The widow burning thing would be an interesting topic for the freakonomics guys.

But analyzing things like this require you putting all your human elements in the happy box, and trying your best to function as a pure intellect.

Anonymous said...

Ex Submarine Officer said... "I'm a Euro, I guess, so I'll believe my myths and you can believe yours.

Fair enough?"

You can keep believing your myths, as long as you don't propagate them as well known facts.

Turning a voluntary practice of a minority group amongst the Hindus, into a "custom of burning widows" is not hard work for the colonizers & their progeny who deny nationhood to Hindus.

http://www.thehindu.com/news/cities/bangalore/article441843.ece

"The stone records the sati of Dekabbe, daughter of the king of Nuganadu, who decided to join her husband in death upon finding he had been killed. The stone records the efforts made by her family and friends to dissuade her from this extreme step, only to be rebuffed. Dekabbe donated her land, cattle and jewellery to a temple before jumping into the pyre."

http://en.wikipedia.org/wiki/Sati_(practice)

" The act of sati is said to exist voluntarily; from the existing accounts, many of these acts did indeed occur voluntarily. The act may have been expected of widows in some communities, and the extent to which social pressures or expectations constitute compulsion has been much debated in modern times. However, there were also instances where the wish of the widow to commit sati was not welcomed by others, and where efforts were made to prevent the death."

Anonymous said...

"But China has always been this big, humongous place teeming with, well, Chinese.

Anyone got any good ideas about this?"



My cheap and unthought-through theory:

Most places in the world that have been the heartland of any ancient civilization were built around large rivers or other sources of fresh water (that flood plain in Thailand, for instance).

To a degree unmatched elsewhere in the world, as far as I am aware, Chinese civilization developed around two large and roughly parallel river valleys, the Yangtze, third longest river in the world (about 4,000 miles) and the Yellow River, sixth longest in the world (about 3,400 miles). The Yellow river was the original core of Chinese civilization.

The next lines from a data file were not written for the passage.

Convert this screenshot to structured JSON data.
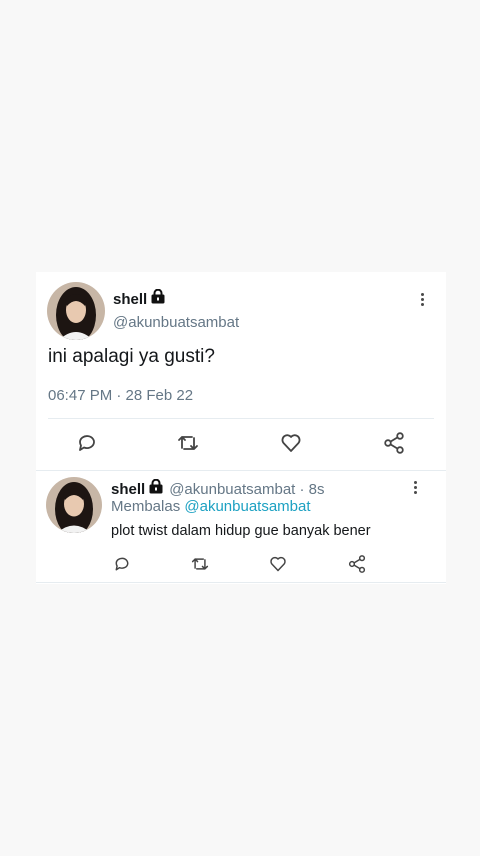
{
  "tweet": {
    "display_name": "shell",
    "handle": "@akunbuatsambat",
    "text": "ini apalagi ya gusti?",
    "timestamp": "06:47 PM · 28 Feb 22",
    "actions": [
      "reply-icon",
      "retweet-icon",
      "like-icon",
      "share-icon"
    ]
  },
  "reply": {
    "display_name": "shell",
    "handle_time": "@akunbuatsambat · 8s",
    "replying_prefix": "Membalas",
    "replying_to": "@akunbuatsambat",
    "text": "plot twist dalam hidup gue banyak bener"
  },
  "colors": {
    "link": "#1da1c2",
    "secondary_text": "#657786",
    "background": "#f8f8f8",
    "card": "#ffffff"
  }
}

The Yellow River and Yangtze were connected around the year 600 by the Grand Canal, which is about 1,400 miles long, a rough approximation of the distance between the two rivers. Completely inland and protected from weather and piracy, the canal was very important to Chinese government and civilization. For many centuries it may have been the most developed transportation structure in the world.

So the Chinese had the benefit of two river valleys around which to build their civilization, not one.

Anonymous said...

""Until the Euros rolled around, the Indians had no concept of "India"

This is a myth created by the Euros."



Well, maybe, but I'm confused because Indians in silicon valley are always telling me that India isn't a single nation but an entire civilization, like Europe. I've heard this again and again.

My suspicion is that Indians have different opinions on this. Some more "Hindu nationalist" types think there is of course only one India. Those who don't consider themselves hardcore Hindu think of things the other way, "each state has its own language, just like countries in Europe have their own language". (There are, what, 33 different official languages?)